◆ Try it ◆
All of the records below should be retyped exactly, with no pictures included.

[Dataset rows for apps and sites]

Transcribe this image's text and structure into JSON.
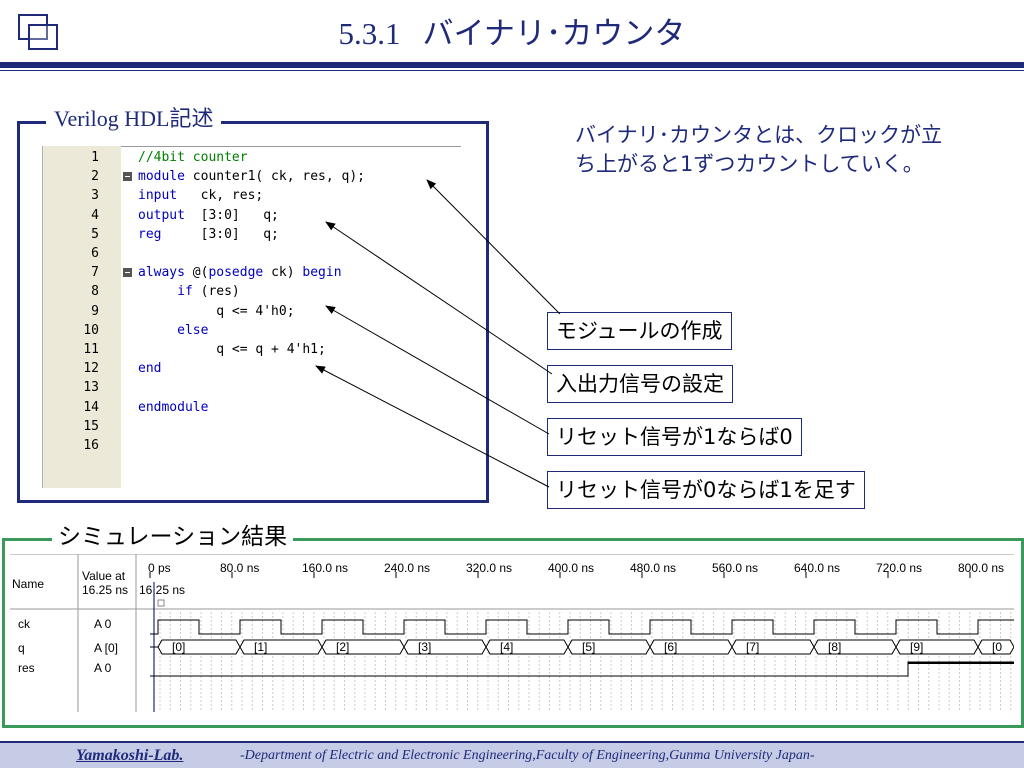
{
  "slide": {
    "number": "5.3.1",
    "title": "バイナリ･カウンタ"
  },
  "verilog_section": {
    "heading": "Verilog HDL記述",
    "lines": [
      {
        "num": "1",
        "parts": [
          {
            "t": "//4bit counter",
            "c": "cm"
          }
        ],
        "fold": false
      },
      {
        "num": "2",
        "parts": [
          {
            "t": "module",
            "c": "kw"
          },
          {
            "t": " counter1( ck, res, q);",
            "c": "tx"
          }
        ],
        "fold": true
      },
      {
        "num": "3",
        "parts": [
          {
            "t": "input",
            "c": "kw"
          },
          {
            "t": "   ck, res;",
            "c": "tx"
          }
        ],
        "fold": false
      },
      {
        "num": "4",
        "parts": [
          {
            "t": "output",
            "c": "kw"
          },
          {
            "t": "  [3:0]   q;",
            "c": "tx"
          }
        ],
        "fold": false
      },
      {
        "num": "5",
        "parts": [
          {
            "t": "reg",
            "c": "kw"
          },
          {
            "t": "     [3:0]   q;",
            "c": "tx"
          }
        ],
        "fold": false
      },
      {
        "num": "6",
        "parts": [],
        "fold": false
      },
      {
        "num": "7",
        "parts": [
          {
            "t": "always",
            "c": "kw"
          },
          {
            "t": " @(",
            "c": "tx"
          },
          {
            "t": "posedge",
            "c": "kw"
          },
          {
            "t": " ck) ",
            "c": "tx"
          },
          {
            "t": "begin",
            "c": "kw"
          }
        ],
        "fold": true
      },
      {
        "num": "8",
        "parts": [
          {
            "t": "     ",
            "c": "tx"
          },
          {
            "t": "if",
            "c": "kw"
          },
          {
            "t": " (res)",
            "c": "tx"
          }
        ],
        "fold": false
      },
      {
        "num": "9",
        "parts": [
          {
            "t": "          q <= 4'h0;",
            "c": "tx"
          }
        ],
        "fold": false
      },
      {
        "num": "10",
        "parts": [
          {
            "t": "     ",
            "c": "tx"
          },
          {
            "t": "else",
            "c": "kw"
          }
        ],
        "fold": false
      },
      {
        "num": "11",
        "parts": [
          {
            "t": "          q <= q + 4'h1;",
            "c": "tx"
          }
        ],
        "fold": false
      },
      {
        "num": "12",
        "parts": [
          {
            "t": "end",
            "c": "kw"
          }
        ],
        "fold": false
      },
      {
        "num": "13",
        "parts": [],
        "fold": false
      },
      {
        "num": "14",
        "parts": [
          {
            "t": "endmodule",
            "c": "kw"
          }
        ],
        "fold": false
      },
      {
        "num": "15",
        "parts": [],
        "fold": false
      },
      {
        "num": "16",
        "parts": [],
        "fold": false
      }
    ]
  },
  "description": "バイナリ･カウンタとは、クロックが立ち上がると1ずつカウントしていく。",
  "annotations": {
    "module": "モジュールの作成",
    "io": "入出力信号の設定",
    "reset1": "リセット信号が1ならば0",
    "reset0": "リセット信号が0ならば1を足す"
  },
  "simulation": {
    "heading": "シミュレーション結果",
    "col_name": "Name",
    "col_value": "Value at\n16.25 ns",
    "cursor_time": "16.25 ns",
    "time_ticks": [
      "0 ps",
      "80.0 ns",
      "160.0 ns",
      "240.0 ns",
      "320.0 ns",
      "400.0 ns",
      "480.0 ns",
      "560.0 ns",
      "640.0 ns",
      "720.0 ns",
      "800.0 ns"
    ],
    "signals": [
      {
        "name": "ck",
        "value": "A 0"
      },
      {
        "name": "q",
        "value": "A [0]"
      },
      {
        "name": "res",
        "value": "A 0"
      }
    ],
    "q_values": [
      "[0]",
      "[1]",
      "[2]",
      "[3]",
      "[4]",
      "[5]",
      "[6]",
      "[7]",
      "[8]",
      "[9]",
      "[0"
    ]
  },
  "footer": {
    "lab": "Yamakoshi-Lab.",
    "dept": "-Department of Electric and Electronic Engineering,Faculty of Engineering,Gunma University Japan-"
  },
  "colors": {
    "navy": "#1f2a7a",
    "green_frame": "#3a9a5c",
    "keyword": "#0000c0",
    "comment": "#008000"
  }
}
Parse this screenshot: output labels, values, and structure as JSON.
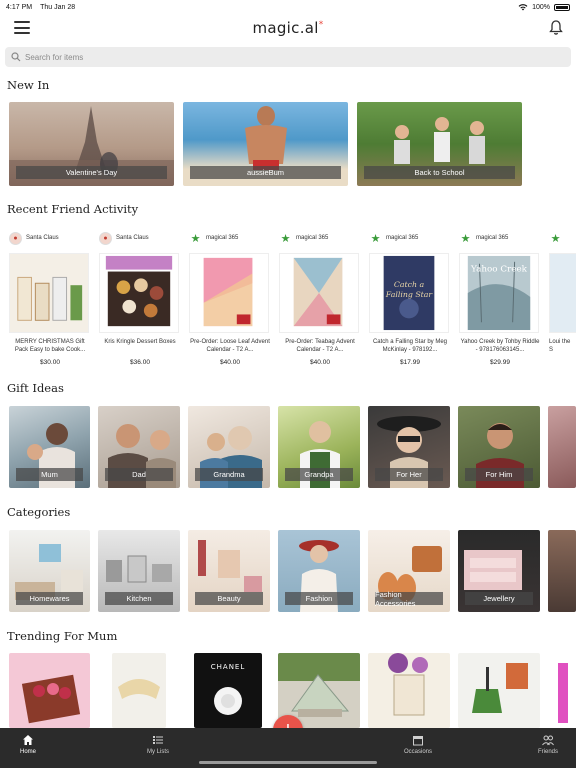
{
  "status": {
    "time": "4:17 PM",
    "date": "Thu Jan 28",
    "battery": "100%"
  },
  "app": {
    "logo": "magic.al",
    "logo_mark": "*"
  },
  "search": {
    "placeholder": "Search for items"
  },
  "sections": {
    "new_in": "New In",
    "recent": "Recent Friend Activity",
    "gift_ideas": "Gift Ideas",
    "categories": "Categories",
    "trending": "Trending For Mum"
  },
  "new_in": [
    {
      "label": "Valentine's Day"
    },
    {
      "label": "aussieBum"
    },
    {
      "label": "Back to School"
    }
  ],
  "friend_activity": [
    {
      "user": "Santa Claus",
      "name": "MERRY CHRISTMAS Gift Pack Easy to bake Cook...",
      "price": "$30.00"
    },
    {
      "user": "Santa Claus",
      "name": "Kris Kringle Dessert Boxes",
      "price": "$36.00"
    },
    {
      "user": "magical 365",
      "name": "Pre-Order: Loose Leaf Advent Calendar - T2 A...",
      "price": "$40.00"
    },
    {
      "user": "magical 365",
      "name": "Pre-Order: Teabag Advent Calendar - T2 A...",
      "price": "$40.00"
    },
    {
      "user": "magical 365",
      "name": "Catch a Falling Star by Meg McKinlay - 978192...",
      "price": "$17.99"
    },
    {
      "user": "magical 365",
      "name": "Yahoo Creek by Tohby Riddle - 978176063145...",
      "price": "$29.99"
    },
    {
      "user": "",
      "name": "Loui the S",
      "price": ""
    }
  ],
  "gift_ideas": [
    {
      "label": "Mum"
    },
    {
      "label": "Dad"
    },
    {
      "label": "Grandma"
    },
    {
      "label": "Grandpa"
    },
    {
      "label": "For Her"
    },
    {
      "label": "For Him"
    },
    {
      "label": ""
    }
  ],
  "categories": [
    {
      "label": "Homewares"
    },
    {
      "label": "Kitchen"
    },
    {
      "label": "Beauty"
    },
    {
      "label": "Fashion"
    },
    {
      "label": "Fashion Accessories"
    },
    {
      "label": "Jewellery"
    },
    {
      "label": ""
    }
  ],
  "trending_brand": "CHANEL",
  "tabs": [
    {
      "label": "Home",
      "icon": "home-icon"
    },
    {
      "label": "My Lists",
      "icon": "list-icon"
    },
    {
      "label": "Occasions",
      "icon": "calendar-icon"
    },
    {
      "label": "Friends",
      "icon": "friends-icon"
    }
  ],
  "fab": {
    "label": "+"
  },
  "colors": {
    "accent": "#e8534a",
    "tab_bar": "#2b2b2b",
    "star_green": "#3a9b3a"
  }
}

◆ Response area ◆
Transcribe this image's text and structure into JSON.
{
  "slide": {
    "number": "5.3.1",
    "title": "バイナリ･カウンタ"
  },
  "verilog_section": {
    "heading": "Verilog HDL記述",
    "lines": [
      {
        "num": "1",
        "parts": [
          {
            "t": "//4bit counter",
            "c": "cm"
          }
        ],
        "fold": false
      },
      {
        "num": "2",
        "parts": [
          {
            "t": "module",
            "c": "kw"
          },
          {
            "t": " counter1( ck, res, q);",
            "c": "tx"
          }
        ],
        "fold": true
      },
      {
        "num": "3",
        "parts": [
          {
            "t": "input",
            "c": "kw"
          },
          {
            "t": "   ck, res;",
            "c": "tx"
          }
        ],
        "fold": false
      },
      {
        "num": "4",
        "parts": [
          {
            "t": "output",
            "c": "kw"
          },
          {
            "t": "  [3:0]   q;",
            "c": "tx"
          }
        ],
        "fold": false
      },
      {
        "num": "5",
        "parts": [
          {
            "t": "reg",
            "c": "kw"
          },
          {
            "t": "     [3:0]   q;",
            "c": "tx"
          }
        ],
        "fold": false
      },
      {
        "num": "6",
        "parts": [],
        "fold": false
      },
      {
        "num": "7",
        "parts": [
          {
            "t": "always",
            "c": "kw"
          },
          {
            "t": " @(",
            "c": "tx"
          },
          {
            "t": "posedge",
            "c": "kw"
          },
          {
            "t": " ck) ",
            "c": "tx"
          },
          {
            "t": "begin",
            "c": "kw"
          }
        ],
        "fold": true
      },
      {
        "num": "8",
        "parts": [
          {
            "t": "     ",
            "c": "tx"
          },
          {
            "t": "if",
            "c": "kw"
          },
          {
            "t": " (res)",
            "c": "tx"
          }
        ],
        "fold": false
      },
      {
        "num": "9",
        "parts": [
          {
            "t": "          q <= 4'h0;",
            "c": "tx"
          }
        ],
        "fold": false
      },
      {
        "num": "10",
        "parts": [
          {
            "t": "     ",
            "c": "tx"
          },
          {
            "t": "else",
            "c": "kw"
          }
        ],
        "fold": false
      },
      {
        "num": "11",
        "parts": [
          {
            "t": "          q <= q + 4'h1;",
            "c": "tx"
          }
        ],
        "fold": false
      },
      {
        "num": "12",
        "parts": [
          {
            "t": "end",
            "c": "kw"
          }
        ],
        "fold": false
      },
      {
        "num": "13",
        "parts": [],
        "fold": false
      },
      {
        "num": "14",
        "parts": [
          {
            "t": "endmodule",
            "c": "kw"
          }
        ],
        "fold": false
      },
      {
        "num": "15",
        "parts": [],
        "fold": false
      },
      {
        "num": "16",
        "parts": [],
        "fold": false
      }
    ]
  },
  "description": "バイナリ･カウンタとは、クロックが立ち上がると1ずつカウントしていく。",
  "annotations": {
    "module": "モジュールの作成",
    "io": "入出力信号の設定",
    "reset1": "リセット信号が1ならば0",
    "reset0": "リセット信号が0ならば1を足す"
  },
  "simulation": {
    "heading": "シミュレーション結果",
    "col_name": "Name",
    "col_value": "Value at\n16.25 ns",
    "cursor_time": "16.25 ns",
    "time_ticks": [
      "0 ps",
      "80.0 ns",
      "160.0 ns",
      "240.0 ns",
      "320.0 ns",
      "400.0 ns",
      "480.0 ns",
      "560.0 ns",
      "640.0 ns",
      "720.0 ns",
      "800.0 ns"
    ],
    "signals": [
      {
        "name": "ck",
        "value": "A 0"
      },
      {
        "name": "q",
        "value": "A [0]"
      },
      {
        "name": "res",
        "value": "A 0"
      }
    ],
    "q_values": [
      "[0]",
      "[1]",
      "[2]",
      "[3]",
      "[4]",
      "[5]",
      "[6]",
      "[7]",
      "[8]",
      "[9]",
      "[0"
    ]
  },
  "footer": {
    "lab": "Yamakoshi-Lab.",
    "dept": "-Department of Electric and Electronic Engineering,Faculty of Engineering,Gunma University Japan-"
  },
  "colors": {
    "navy": "#1f2a7a",
    "green_frame": "#3a9a5c",
    "keyword": "#0000c0",
    "comment": "#008000"
  }
}
Parse this screenshot: output labels, values, and structure as JSON.
{
  "status": {
    "time": "4:17 PM",
    "date": "Thu Jan 28",
    "battery": "100%"
  },
  "app": {
    "logo": "magic.al",
    "logo_mark": "*"
  },
  "search": {
    "placeholder": "Search for items"
  },
  "sections": {
    "new_in": "New In",
    "recent": "Recent Friend Activity",
    "gift_ideas": "Gift Ideas",
    "categories": "Categories",
    "trending": "Trending For Mum"
  },
  "new_in": [
    {
      "label": "Valentine's Day"
    },
    {
      "label": "aussieBum"
    },
    {
      "label": "Back to School"
    }
  ],
  "friend_activity": [
    {
      "user": "Santa Claus",
      "name": "MERRY CHRISTMAS Gift Pack Easy to bake Cook...",
      "price": "$30.00"
    },
    {
      "user": "Santa Claus",
      "name": "Kris Kringle Dessert Boxes",
      "price": "$36.00"
    },
    {
      "user": "magical 365",
      "name": "Pre-Order: Loose Leaf Advent Calendar - T2 A...",
      "price": "$40.00"
    },
    {
      "user": "magical 365",
      "name": "Pre-Order: Teabag Advent Calendar - T2 A...",
      "price": "$40.00"
    },
    {
      "user": "magical 365",
      "name": "Catch a Falling Star by Meg McKinlay - 978192...",
      "price": "$17.99"
    },
    {
      "user": "magical 365",
      "name": "Yahoo Creek by Tohby Riddle - 978176063145...",
      "price": "$29.99"
    },
    {
      "user": "",
      "name": "Loui the S",
      "price": ""
    }
  ],
  "gift_ideas": [
    {
      "label": "Mum"
    },
    {
      "label": "Dad"
    },
    {
      "label": "Grandma"
    },
    {
      "label": "Grandpa"
    },
    {
      "label": "For Her"
    },
    {
      "label": "For Him"
    },
    {
      "label": ""
    }
  ],
  "categories": [
    {
      "label": "Homewares"
    },
    {
      "label": "Kitchen"
    },
    {
      "label": "Beauty"
    },
    {
      "label": "Fashion"
    },
    {
      "label": "Fashion Accessories"
    },
    {
      "label": "Jewellery"
    },
    {
      "label": ""
    }
  ],
  "trending_brand": "CHANEL",
  "tabs": [
    {
      "label": "Home",
      "icon": "home-icon"
    },
    {
      "label": "My Lists",
      "icon": "list-icon"
    },
    {
      "label": "Occasions",
      "icon": "calendar-icon"
    },
    {
      "label": "Friends",
      "icon": "friends-icon"
    }
  ],
  "fab": {
    "label": "+"
  },
  "colors": {
    "accent": "#e8534a",
    "tab_bar": "#2b2b2b",
    "star_green": "#3a9b3a"
  }
}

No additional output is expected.